*** Opening of Information given ***

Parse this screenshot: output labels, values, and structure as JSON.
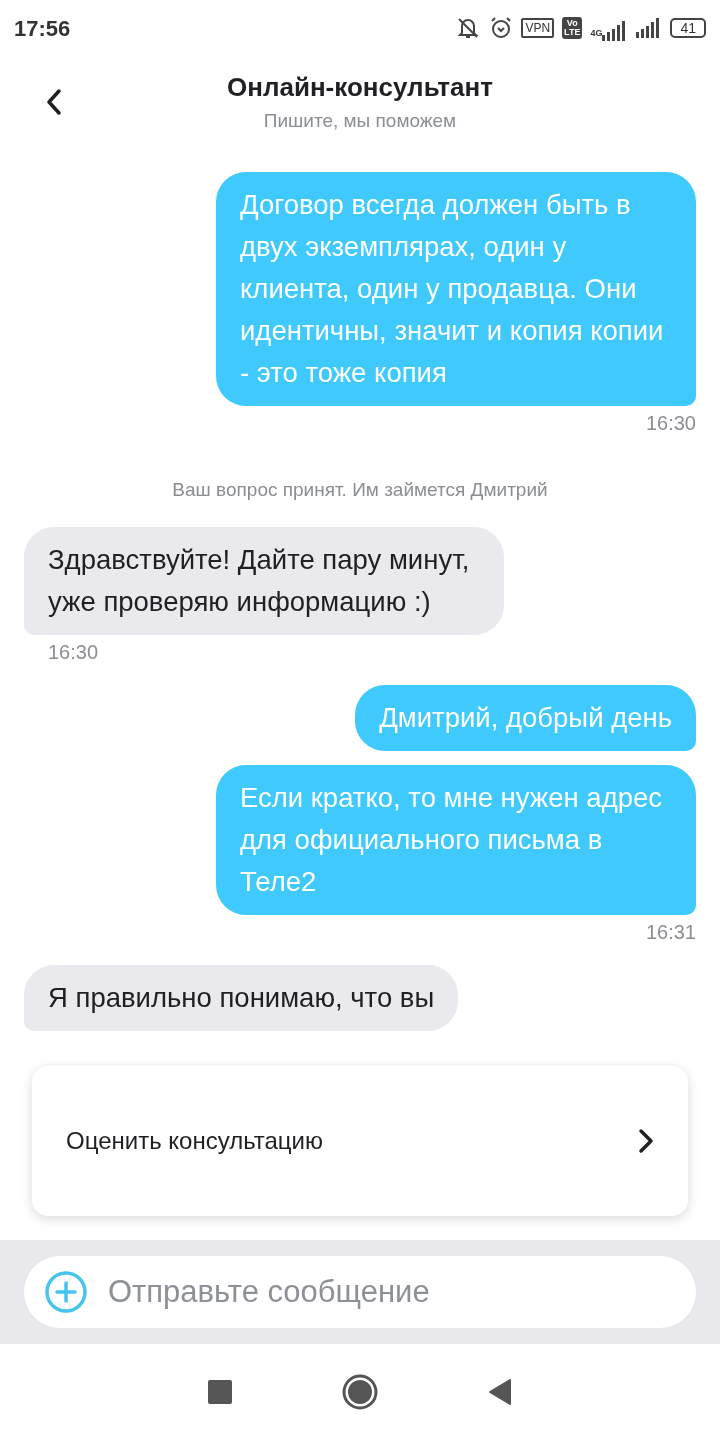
{
  "status_bar": {
    "time": "17:56",
    "vpn": "VPN",
    "volte": [
      "Vo",
      "LTE"
    ],
    "network": "4G",
    "battery": "41"
  },
  "header": {
    "title": "Онлайн-консультант",
    "subtitle": "Пишите, мы поможем"
  },
  "messages": [
    {
      "kind": "outgoing",
      "text": "Договор всегда должен быть в двух экземплярах, один у клиента, один у продавца. Они идентичны, значит и копия копии - это тоже копия",
      "time": "16:30"
    },
    {
      "kind": "system",
      "text": "Ваш вопрос принят. Им займется Дмитрий"
    },
    {
      "kind": "incoming",
      "text": "Здравствуйте!  Дайте пару минут, уже проверяю информацию :)",
      "time": "16:30"
    },
    {
      "kind": "outgoing",
      "text": "Дмитрий, добрый день"
    },
    {
      "kind": "outgoing",
      "text": "Если кратко, то мне нужен адрес для официального письма в Теле2",
      "time": "16:31"
    },
    {
      "kind": "incoming",
      "text": "Я правильно понимаю, что вы"
    }
  ],
  "rating_card": {
    "label": "Оценить консультацию"
  },
  "composer": {
    "placeholder": "Отправьте сообщение"
  }
}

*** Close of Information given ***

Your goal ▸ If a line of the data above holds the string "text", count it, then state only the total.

Solution for this task ▸ 6